To better understand what makes kids popular, researchers measured 144 3rd through 8th grade students’ prosocial behaviors (i.e., doing good things for others) and physical/verbal aggression. As you’d expect, kids nominated as popular were more likely to exhibit prosocial behaviors. But, unexpectedly, the popular kids were also more aggressive. Even kids who displayed high levels of verbal and physical aggression (e.g., mean name-calling, pushing/shoving) were popular if they also engaged in prosocial behaviors. Finally, being nice to others was more beneficial for girls’ popularity than boys. As much as a parent doesn’t want their child to be aggressive, it apparently has some upside.
Kornbluh, M., & Neal, J. W. (2014). Examining the many dimensions of children’s popularity: Interactions between aggression, prosocial behaviors, and gender.

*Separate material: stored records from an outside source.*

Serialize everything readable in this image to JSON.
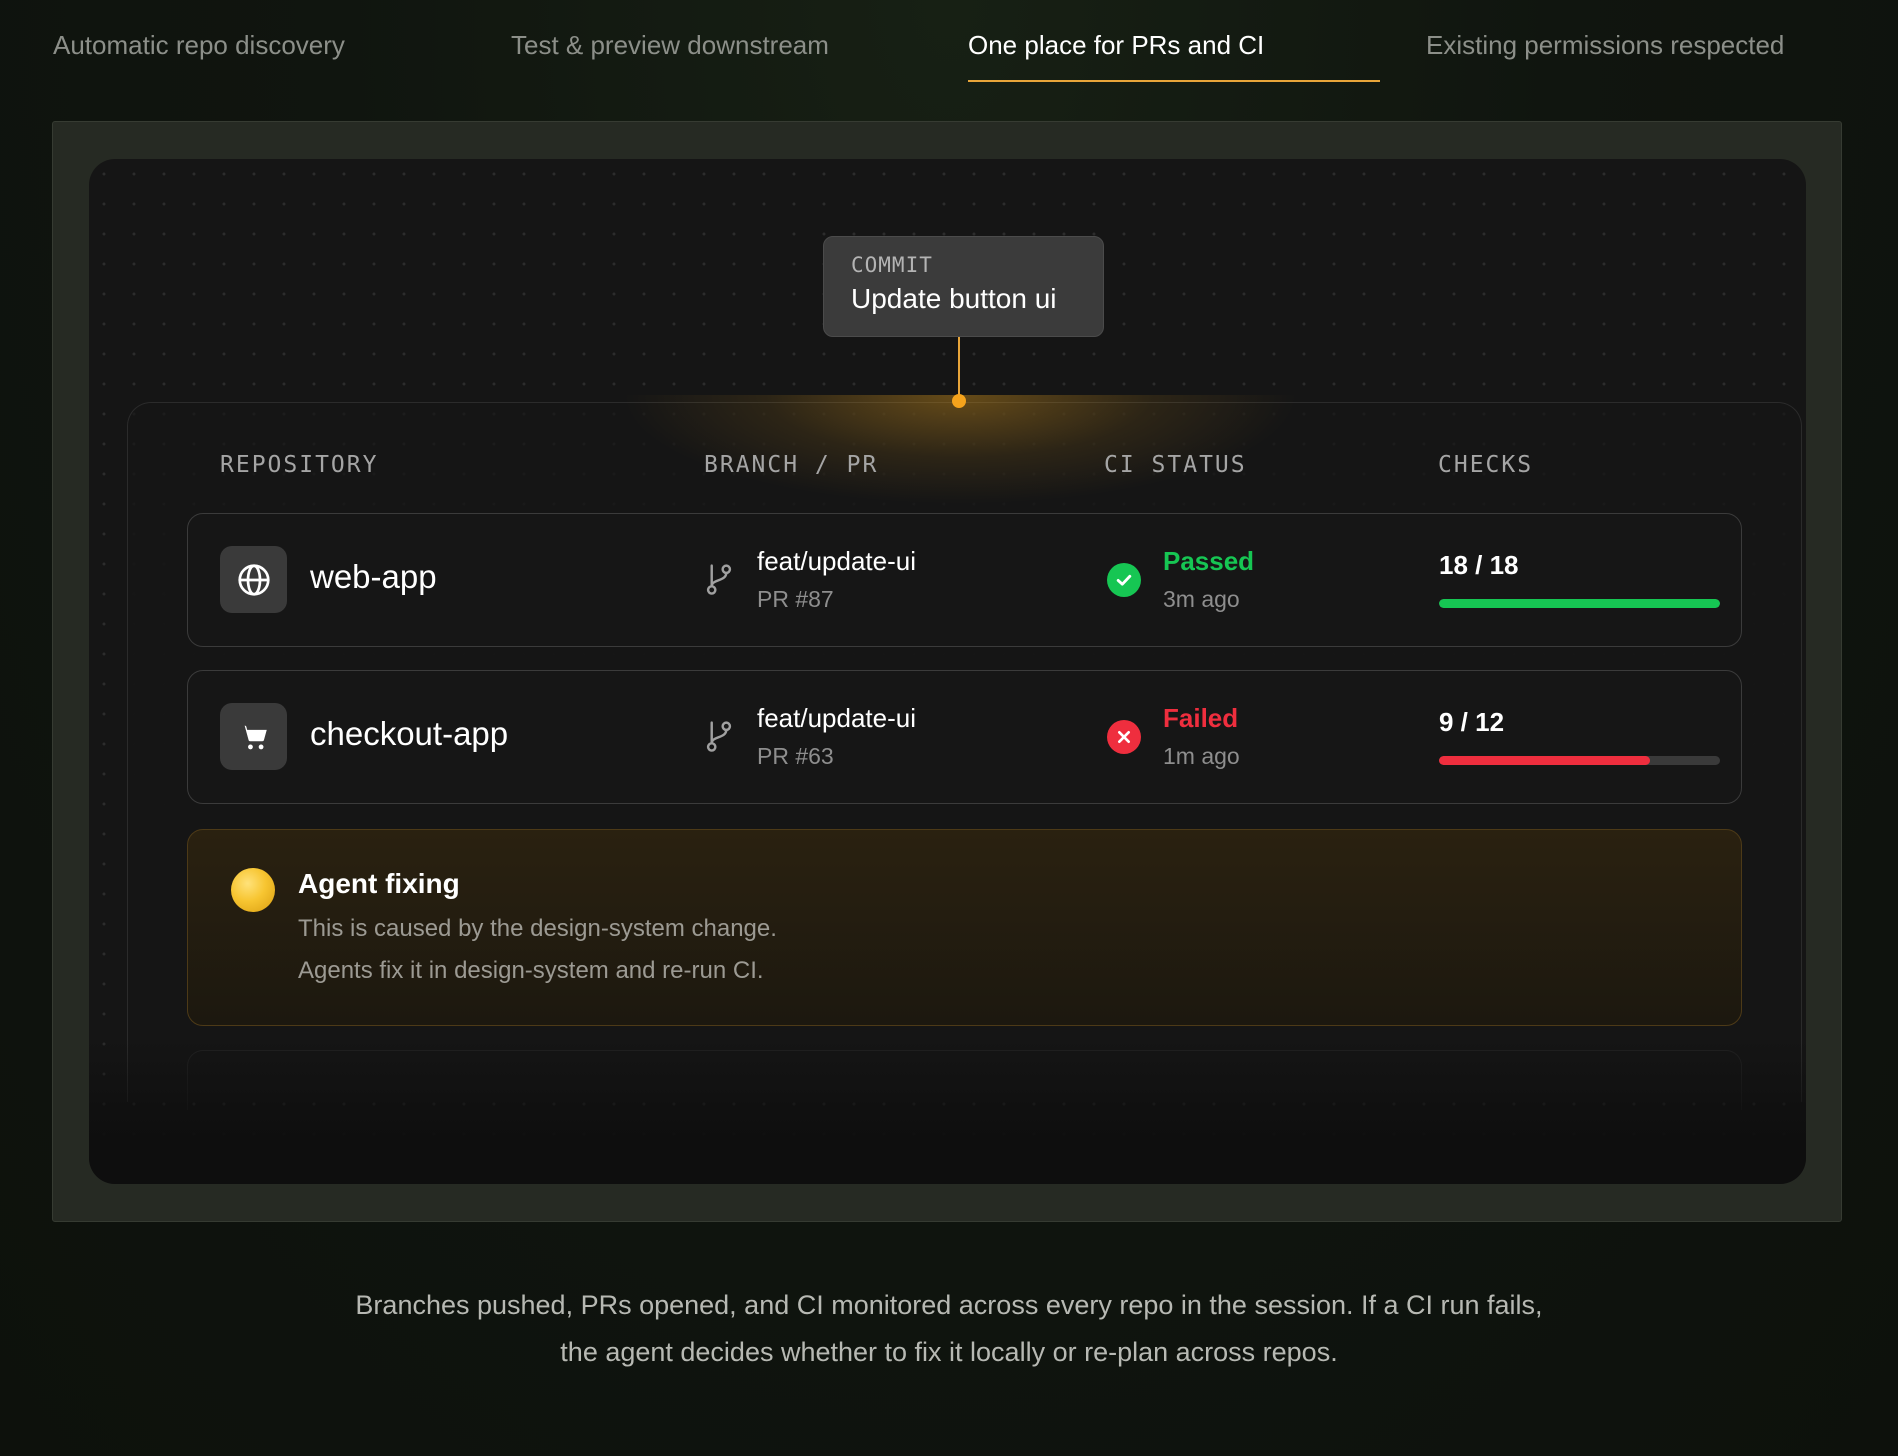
{
  "tabs": [
    {
      "label": "Automatic repo discovery",
      "active": false
    },
    {
      "label": "Test & preview downstream",
      "active": false
    },
    {
      "label": "One place for PRs and CI",
      "active": true
    },
    {
      "label": "Existing permissions respected",
      "active": false
    }
  ],
  "commit": {
    "label": "COMMIT",
    "title": "Update button ui"
  },
  "table": {
    "headers": [
      "REPOSITORY",
      "BRANCH / PR",
      "CI STATUS",
      "CHECKS"
    ],
    "rows": [
      {
        "icon": "globe-icon",
        "repo": "web-app",
        "branch": "feat/update-ui",
        "pr": "PR #87",
        "status": "Passed",
        "status_icon": "check-circle-icon",
        "status_color": "#16c653",
        "time": "3m ago",
        "checks": "18 / 18",
        "checks_passed": 18,
        "checks_total": 18,
        "bar_color": "#16c653"
      },
      {
        "icon": "cart-icon",
        "repo": "checkout-app",
        "branch": "feat/update-ui",
        "pr": "PR #63",
        "status": "Failed",
        "status_icon": "x-circle-icon",
        "status_color": "#ef2e3e",
        "time": "1m ago",
        "checks": "9 / 12",
        "checks_passed": 9,
        "checks_total": 12,
        "bar_color": "#ef2e3e"
      }
    ]
  },
  "agent": {
    "title": "Agent fixing",
    "lines": [
      "This is caused by the design-system change.",
      "Agents fix it in design-system and re-run CI."
    ],
    "color": "#f7c531"
  },
  "caption": {
    "lines": [
      "Branches pushed, PRs opened, and CI monitored across every repo in the session. If a CI run fails,",
      "the agent decides whether to fix it locally or re-plan across repos."
    ]
  },
  "colors": {
    "accent": "#e8a53a",
    "background": "#10150f"
  }
}
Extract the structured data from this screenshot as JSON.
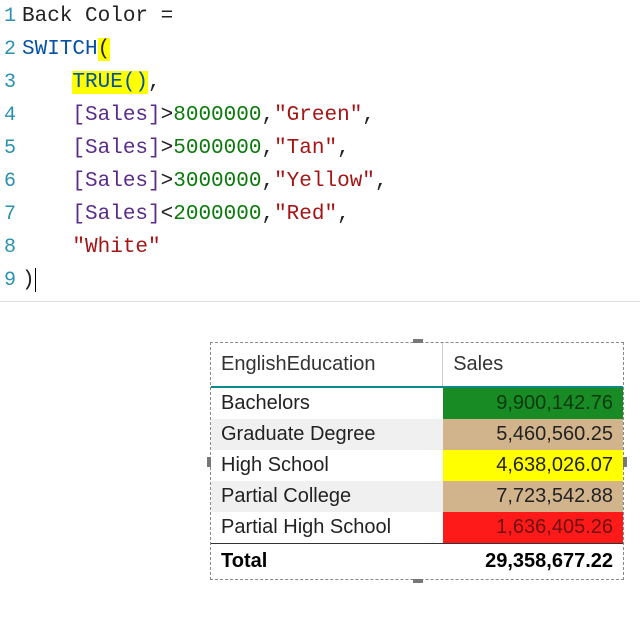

Journal of Social and Personal Relationships. doi: 0.1177/0265407514562562